Steps to reduce exposure to lead in your water
- Run your water to flush out lead. The more time water has been sitting in your home’s pipes, the more lead it may contain. Therefore, if your water has not been used for several hours, run the water before using it for drinking or cooking. This flushes lead-containing water from the pipes. If you do not have a lead service line, run the water for 30 seconds to two minutes, or until it becomes cold or reaches a steady temperature. If you do have a lead service line, run the water for at least five minutes to flush water from both the interior building plumbing and the lead service line.
- Use only cold water for drinking and cooking. Do not cook with or drink water from the hot water tap; lead dissolves more easily into hot water.
- Use only filtered water or bottled water for preparing baby formula.

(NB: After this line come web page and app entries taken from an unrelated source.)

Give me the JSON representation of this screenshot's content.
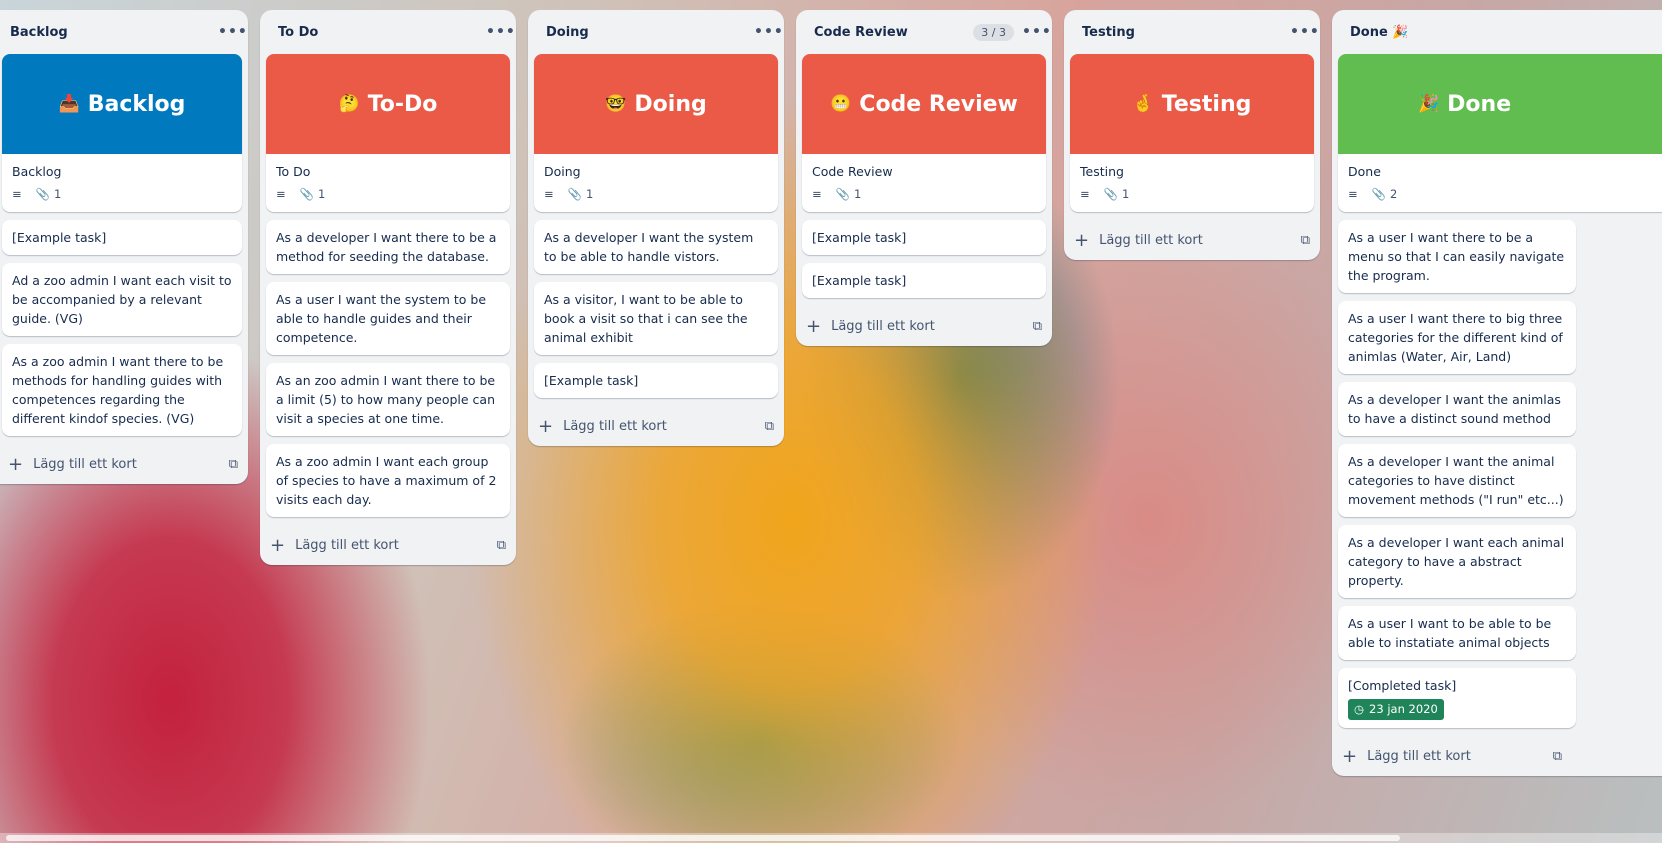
{
  "lists": [
    {
      "title": "Backlog",
      "cover": {
        "emoji": "📥",
        "text": "Backlog",
        "color": "#0079bf"
      },
      "cover_card": {
        "title": "Backlog",
        "attachments": "1"
      },
      "cards": [
        "[Example task]",
        "Ad a zoo admin I want each visit to be accompanied by a relevant guide. (VG)",
        "As a zoo admin I want there to be methods for handling guides with competences regarding the different kindof species. (VG)"
      ],
      "add_label": "Lägg till ett kort"
    },
    {
      "title": "To Do",
      "cover": {
        "emoji": "🤔",
        "text": "To-Do",
        "color": "#eb5a46"
      },
      "cover_card": {
        "title": "To Do",
        "attachments": "1"
      },
      "cards": [
        "As a developer I want there to be a method for seeding the database.",
        "As a user I want the system to be able to handle guides and their competence.",
        "As an zoo admin I want there to be a limit (5) to how many people can visit a species at one time.",
        "As a zoo admin I want each group of species to have a maximum of 2 visits each day."
      ],
      "add_label": "Lägg till ett kort"
    },
    {
      "title": "Doing",
      "cover": {
        "emoji": "🤓",
        "text": "Doing",
        "color": "#eb5a46"
      },
      "cover_card": {
        "title": "Doing",
        "attachments": "1"
      },
      "cards": [
        "As a developer I want the system to be able to handle vistors.",
        "As a visitor, I want to be able to book a visit so that i can see the animal exhibit",
        "[Example task]"
      ],
      "add_label": "Lägg till ett kort"
    },
    {
      "title": "Code Review",
      "count": "3 / 3",
      "cover": {
        "emoji": "😬",
        "text": "Code Review",
        "color": "#eb5a46"
      },
      "cover_card": {
        "title": "Code Review",
        "attachments": "1"
      },
      "cards": [
        "[Example task]",
        "[Example task]"
      ],
      "add_label": "Lägg till ett kort"
    },
    {
      "title": "Testing",
      "cover": {
        "emoji": "🤞",
        "text": "Testing",
        "color": "#eb5a46"
      },
      "cover_card": {
        "title": "Testing",
        "attachments": "1"
      },
      "cards": [],
      "add_label": "Lägg till ett kort"
    },
    {
      "title": "Done 🎉",
      "cover": {
        "emoji": "🎉",
        "text": "Done",
        "color": "#61bd4f"
      },
      "cover_card": {
        "title": "Done",
        "attachments": "2"
      },
      "cards": [
        "As a user I want there to be a menu so that I can easily navigate the program.",
        "As a user I want there to big three categories for the different kind of animlas (Water, Air, Land)",
        "As a developer I want the animlas to have a distinct sound method",
        "As a developer I want the animal categories to have distinct movement methods (\"I run\" etc...)",
        "As a developer I want each animal category to have a abstract property.",
        "As a user I want to be able to be able to instatiate animal objects"
      ],
      "completed_card": {
        "title": "[Completed task]",
        "due": "23 jan 2020",
        "due_color": "#1f845a"
      },
      "add_label": "Lägg till ett kort"
    }
  ],
  "icons": {
    "description": "description-icon",
    "attachment": "paperclip-icon",
    "menu": "ellipsis-icon",
    "add": "plus-icon",
    "template": "card-template-icon",
    "due": "clock-icon"
  }
}
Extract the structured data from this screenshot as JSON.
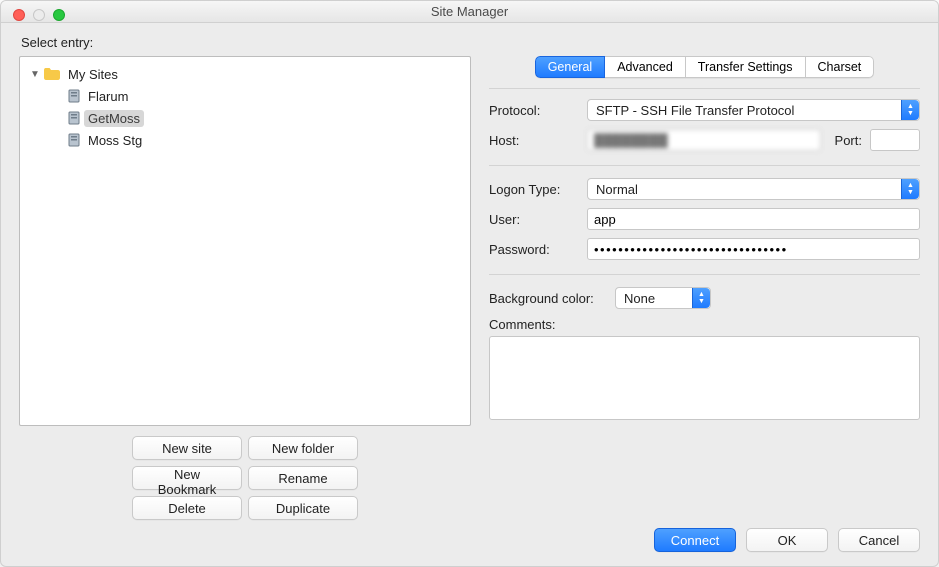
{
  "window": {
    "title": "Site Manager"
  },
  "left": {
    "select_entry_label": "Select entry:",
    "root_label": "My Sites",
    "sites": [
      {
        "label": "Flarum",
        "selected": false
      },
      {
        "label": "GetMoss",
        "selected": true
      },
      {
        "label": "Moss Stg",
        "selected": false
      }
    ],
    "buttons": {
      "new_site": "New site",
      "new_folder": "New folder",
      "new_bookmark": "New Bookmark",
      "rename": "Rename",
      "delete": "Delete",
      "duplicate": "Duplicate"
    }
  },
  "tabs": {
    "general": "General",
    "advanced": "Advanced",
    "transfer": "Transfer Settings",
    "charset": "Charset"
  },
  "form": {
    "protocol_label": "Protocol:",
    "protocol_value": "SFTP - SSH File Transfer Protocol",
    "host_label": "Host:",
    "host_value": "████████",
    "port_label": "Port:",
    "port_value": "",
    "logon_label": "Logon Type:",
    "logon_value": "Normal",
    "user_label": "User:",
    "user_value": "app",
    "password_label": "Password:",
    "password_value": "••••••••••••••••••••••••••••••••",
    "bgcolor_label": "Background color:",
    "bgcolor_value": "None",
    "comments_label": "Comments:",
    "comments_value": ""
  },
  "footer": {
    "connect": "Connect",
    "ok": "OK",
    "cancel": "Cancel"
  }
}
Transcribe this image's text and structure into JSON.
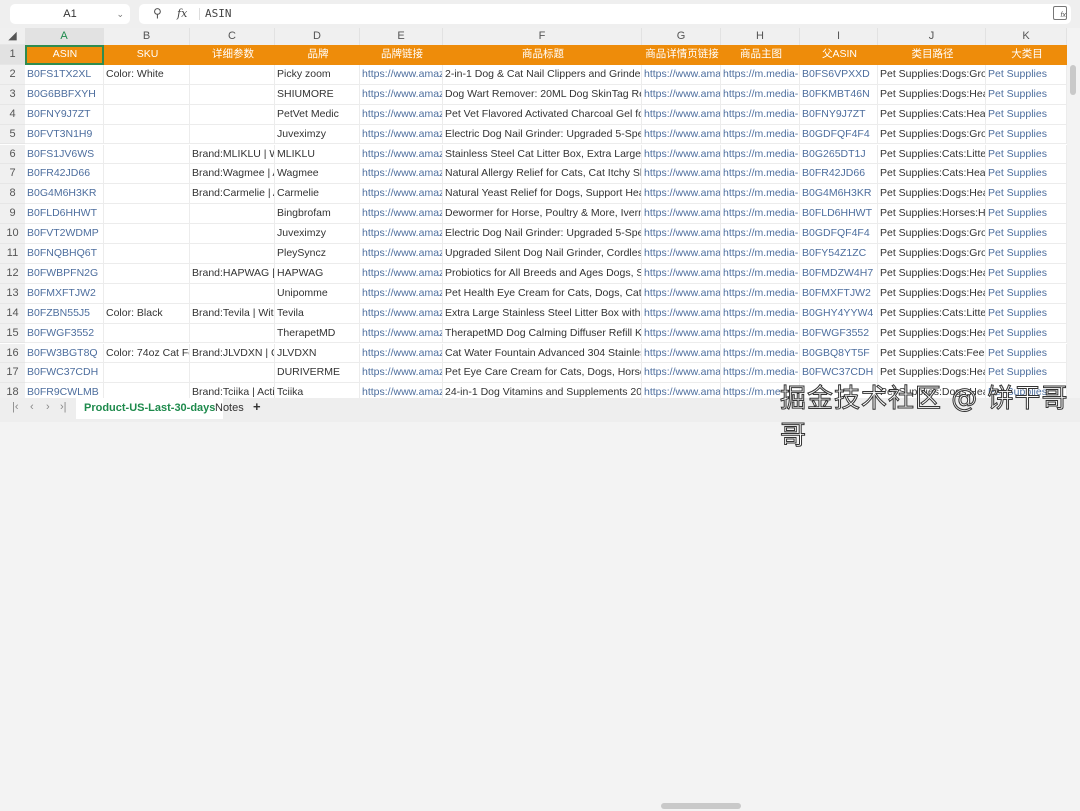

- Do not boil water to remove lead. Boiling water will not reduce lead levels. In the event DWSD issues a boil water advisory due to low water pressure (such as caused by a large water main break), water users in the designated advisory area will be advised to boil water before using for cooking, drinking and brushing your teeth. Residents with lead service lines should only boil filtered water — not water directly from the tap.
- Consider using a filter to reduce lead in drinking water. The Detroit Health Department recommends that any household with a child or pregnant woman use a certified lead filter to reduce lead from their drinking water. Look for filters that are tested and certified to NSF/ANSI Standard 53 for lead reduction. Some filter options include a pour-through pitcher or faucet-mount systems. If the label does not specifically mention lead reduction, check the Performance Data Sheet included with the device. Be sure to maintain and replace the filter device in accordance with the manufacturer’s instructions to protect water quality.
- Get your child tested. Contact the Detroit Health Department at 313-876-0133 or your healthcare provider to find out how you can get your child tested for lead if you are concerned about exposure.
- Identify older plumbing fixtures that likely contain lead. Older faucets, fittings, and valves sold before 2014 may contain higher levels of lead, even if marked “lead-free.” Faucets, fittings, and valves sold after January 2014 are required to meet a more restrictive “lead-free” definition but may still contain up to 0.25 percent lead. When purchasing new plumbing materials, it is important to look for materials that are certified to meet NSF standard 61.
- Clean your aerator. The aerator on the end of your faucet is a screen that will catch debris. This debris could include particulate lead. The aerator should be removed monthly to rinse out any debris.
- Test your water for lead. To request for your water to be tested, please visit detroitmi.gov/leadsafe and search “lead and copper sample request form.” If you do not have Internet access, please call the Detroit Lead Safe Resource Line at 313-267-8000 and press option 7 for further assistance.
- Add your home to the DWSD Lead Service Line Replacement Program wait list once you visually verify you have a lead pipe coming into your home from the water main. Go to detroitmi.gov/lslr.